Oxford graduate zoologist Dr Joanna Bagniewska, a teaching fellow at the School of Biological Sciences at the University of Reading, took an enraptured audience at the 2017 Sofia Science Festival through the debates on trophy hunting and conservation.
Listen to the podcast with Bulgaria Now’s Lance Nelson and The Sofia Globe’s Clive Leviev-Sawyer here.
A piece I wrote for the British Council Blog prior to FameLab International.
How do our bodies know when it’s night?
In our eyes, there are photoreceptors: cells which can determine the difference between light and darkness. But how do the kidneys, liver or stomach know when it’s dark or light?
During periods of darkness, the photoreceptors in our eyes send a signal to a part of our brain called the pineal gland, which starts the production of melatonin. Melatonin is known as the ‘hormone of the night’. It’s a chemical expression of darkness. It acts as an endocrine hormone, meaning that it’s released into the blood.

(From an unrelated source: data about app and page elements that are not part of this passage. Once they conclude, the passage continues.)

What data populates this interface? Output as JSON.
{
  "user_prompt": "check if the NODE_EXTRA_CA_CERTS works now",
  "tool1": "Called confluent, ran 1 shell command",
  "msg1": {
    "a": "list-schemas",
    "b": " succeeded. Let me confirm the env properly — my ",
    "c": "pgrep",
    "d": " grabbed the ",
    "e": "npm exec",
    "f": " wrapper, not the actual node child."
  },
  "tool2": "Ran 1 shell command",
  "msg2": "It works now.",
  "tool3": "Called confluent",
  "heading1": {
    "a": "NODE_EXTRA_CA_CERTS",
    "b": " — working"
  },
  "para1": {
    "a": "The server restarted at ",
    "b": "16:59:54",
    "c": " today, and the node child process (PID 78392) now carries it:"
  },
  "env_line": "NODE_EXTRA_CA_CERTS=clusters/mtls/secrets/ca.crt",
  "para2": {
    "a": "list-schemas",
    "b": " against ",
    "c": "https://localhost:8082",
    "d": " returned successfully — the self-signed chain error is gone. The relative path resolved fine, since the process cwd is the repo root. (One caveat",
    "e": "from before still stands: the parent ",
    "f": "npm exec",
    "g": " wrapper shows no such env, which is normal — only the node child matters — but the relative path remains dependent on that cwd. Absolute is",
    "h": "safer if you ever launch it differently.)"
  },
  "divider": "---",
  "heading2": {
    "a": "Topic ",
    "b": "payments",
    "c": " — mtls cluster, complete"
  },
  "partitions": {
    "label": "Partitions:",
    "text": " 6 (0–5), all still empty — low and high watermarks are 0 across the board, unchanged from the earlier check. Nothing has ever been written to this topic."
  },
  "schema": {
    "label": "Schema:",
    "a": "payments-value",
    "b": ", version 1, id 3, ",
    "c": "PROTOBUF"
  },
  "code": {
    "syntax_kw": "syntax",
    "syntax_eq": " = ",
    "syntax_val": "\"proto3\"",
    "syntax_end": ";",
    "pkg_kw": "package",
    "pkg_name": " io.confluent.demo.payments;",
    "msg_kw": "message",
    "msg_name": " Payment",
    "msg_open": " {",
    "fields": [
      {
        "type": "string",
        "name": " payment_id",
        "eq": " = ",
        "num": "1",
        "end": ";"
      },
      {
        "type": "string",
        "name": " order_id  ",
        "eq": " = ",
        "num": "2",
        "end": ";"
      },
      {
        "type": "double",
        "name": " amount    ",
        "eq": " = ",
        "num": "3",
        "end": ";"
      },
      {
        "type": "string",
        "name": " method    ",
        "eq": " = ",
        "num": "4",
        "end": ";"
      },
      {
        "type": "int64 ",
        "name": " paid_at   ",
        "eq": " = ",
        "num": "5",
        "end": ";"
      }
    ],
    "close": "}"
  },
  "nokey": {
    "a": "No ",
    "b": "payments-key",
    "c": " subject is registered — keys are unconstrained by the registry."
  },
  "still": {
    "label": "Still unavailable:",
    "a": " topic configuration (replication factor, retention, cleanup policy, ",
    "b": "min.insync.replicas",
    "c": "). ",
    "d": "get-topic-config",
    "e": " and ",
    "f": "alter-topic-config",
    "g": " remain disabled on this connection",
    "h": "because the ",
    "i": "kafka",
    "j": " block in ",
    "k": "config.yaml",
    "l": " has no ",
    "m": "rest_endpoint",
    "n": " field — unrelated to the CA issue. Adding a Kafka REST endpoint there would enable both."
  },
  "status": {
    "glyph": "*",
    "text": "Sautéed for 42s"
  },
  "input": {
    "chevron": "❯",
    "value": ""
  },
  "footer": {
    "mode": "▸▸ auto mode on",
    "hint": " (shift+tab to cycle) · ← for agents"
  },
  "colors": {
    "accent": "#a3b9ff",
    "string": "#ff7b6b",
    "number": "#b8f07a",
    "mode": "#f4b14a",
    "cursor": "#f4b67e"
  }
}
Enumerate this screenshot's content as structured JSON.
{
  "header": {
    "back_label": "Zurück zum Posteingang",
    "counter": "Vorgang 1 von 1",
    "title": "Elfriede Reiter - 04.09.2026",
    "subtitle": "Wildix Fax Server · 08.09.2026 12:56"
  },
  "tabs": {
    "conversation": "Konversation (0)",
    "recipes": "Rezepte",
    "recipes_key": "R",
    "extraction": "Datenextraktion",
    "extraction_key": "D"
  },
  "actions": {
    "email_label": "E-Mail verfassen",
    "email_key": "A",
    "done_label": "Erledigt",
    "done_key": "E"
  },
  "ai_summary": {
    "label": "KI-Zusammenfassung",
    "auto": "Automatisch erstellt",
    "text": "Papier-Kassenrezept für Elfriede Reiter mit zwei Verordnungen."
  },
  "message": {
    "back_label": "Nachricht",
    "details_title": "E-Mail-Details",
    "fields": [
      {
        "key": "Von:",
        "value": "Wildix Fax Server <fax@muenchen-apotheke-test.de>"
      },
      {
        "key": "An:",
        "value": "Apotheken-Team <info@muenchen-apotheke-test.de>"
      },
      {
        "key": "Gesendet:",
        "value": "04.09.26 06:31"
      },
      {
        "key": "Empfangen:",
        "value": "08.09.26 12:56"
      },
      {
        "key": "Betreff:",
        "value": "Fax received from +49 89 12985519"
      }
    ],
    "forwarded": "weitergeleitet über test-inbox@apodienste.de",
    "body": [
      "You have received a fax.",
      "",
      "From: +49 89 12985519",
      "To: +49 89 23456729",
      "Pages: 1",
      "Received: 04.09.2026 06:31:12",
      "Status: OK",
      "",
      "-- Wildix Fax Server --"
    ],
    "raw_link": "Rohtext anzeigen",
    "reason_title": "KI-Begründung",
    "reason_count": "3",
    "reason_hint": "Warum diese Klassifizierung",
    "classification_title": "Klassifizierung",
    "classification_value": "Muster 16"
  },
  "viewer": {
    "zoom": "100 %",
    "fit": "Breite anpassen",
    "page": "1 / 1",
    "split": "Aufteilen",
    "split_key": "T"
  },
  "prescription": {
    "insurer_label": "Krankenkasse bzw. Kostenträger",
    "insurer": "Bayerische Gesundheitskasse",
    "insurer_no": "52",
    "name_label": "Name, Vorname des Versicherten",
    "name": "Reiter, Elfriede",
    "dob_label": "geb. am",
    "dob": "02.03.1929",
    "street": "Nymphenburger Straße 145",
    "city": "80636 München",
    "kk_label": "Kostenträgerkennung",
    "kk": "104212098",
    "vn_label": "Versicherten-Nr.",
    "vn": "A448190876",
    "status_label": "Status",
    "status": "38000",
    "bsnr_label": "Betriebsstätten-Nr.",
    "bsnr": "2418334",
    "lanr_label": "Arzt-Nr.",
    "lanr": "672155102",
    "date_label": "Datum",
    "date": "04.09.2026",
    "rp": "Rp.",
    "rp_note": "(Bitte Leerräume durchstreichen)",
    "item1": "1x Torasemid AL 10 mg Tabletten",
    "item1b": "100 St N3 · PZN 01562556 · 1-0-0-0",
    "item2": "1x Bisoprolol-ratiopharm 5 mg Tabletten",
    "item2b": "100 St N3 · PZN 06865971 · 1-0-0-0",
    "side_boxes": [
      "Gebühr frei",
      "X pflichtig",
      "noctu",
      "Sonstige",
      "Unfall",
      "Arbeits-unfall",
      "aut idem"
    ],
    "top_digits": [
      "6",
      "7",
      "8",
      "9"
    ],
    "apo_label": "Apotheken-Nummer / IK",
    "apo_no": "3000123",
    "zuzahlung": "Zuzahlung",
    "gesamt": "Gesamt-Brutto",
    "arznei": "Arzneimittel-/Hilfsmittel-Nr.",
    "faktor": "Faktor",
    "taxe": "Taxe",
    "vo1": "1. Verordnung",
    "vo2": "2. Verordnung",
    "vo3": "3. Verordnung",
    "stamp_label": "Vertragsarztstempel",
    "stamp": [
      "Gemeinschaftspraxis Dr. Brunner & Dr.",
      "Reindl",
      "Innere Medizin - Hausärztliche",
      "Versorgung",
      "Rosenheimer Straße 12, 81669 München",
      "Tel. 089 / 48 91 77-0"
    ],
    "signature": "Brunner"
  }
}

While circulating in our body, it chemically informs all our organs that it’s dark outside and all body parts should be getting ready to sleep.
Continue reading How do our bodies know when to go to sleep?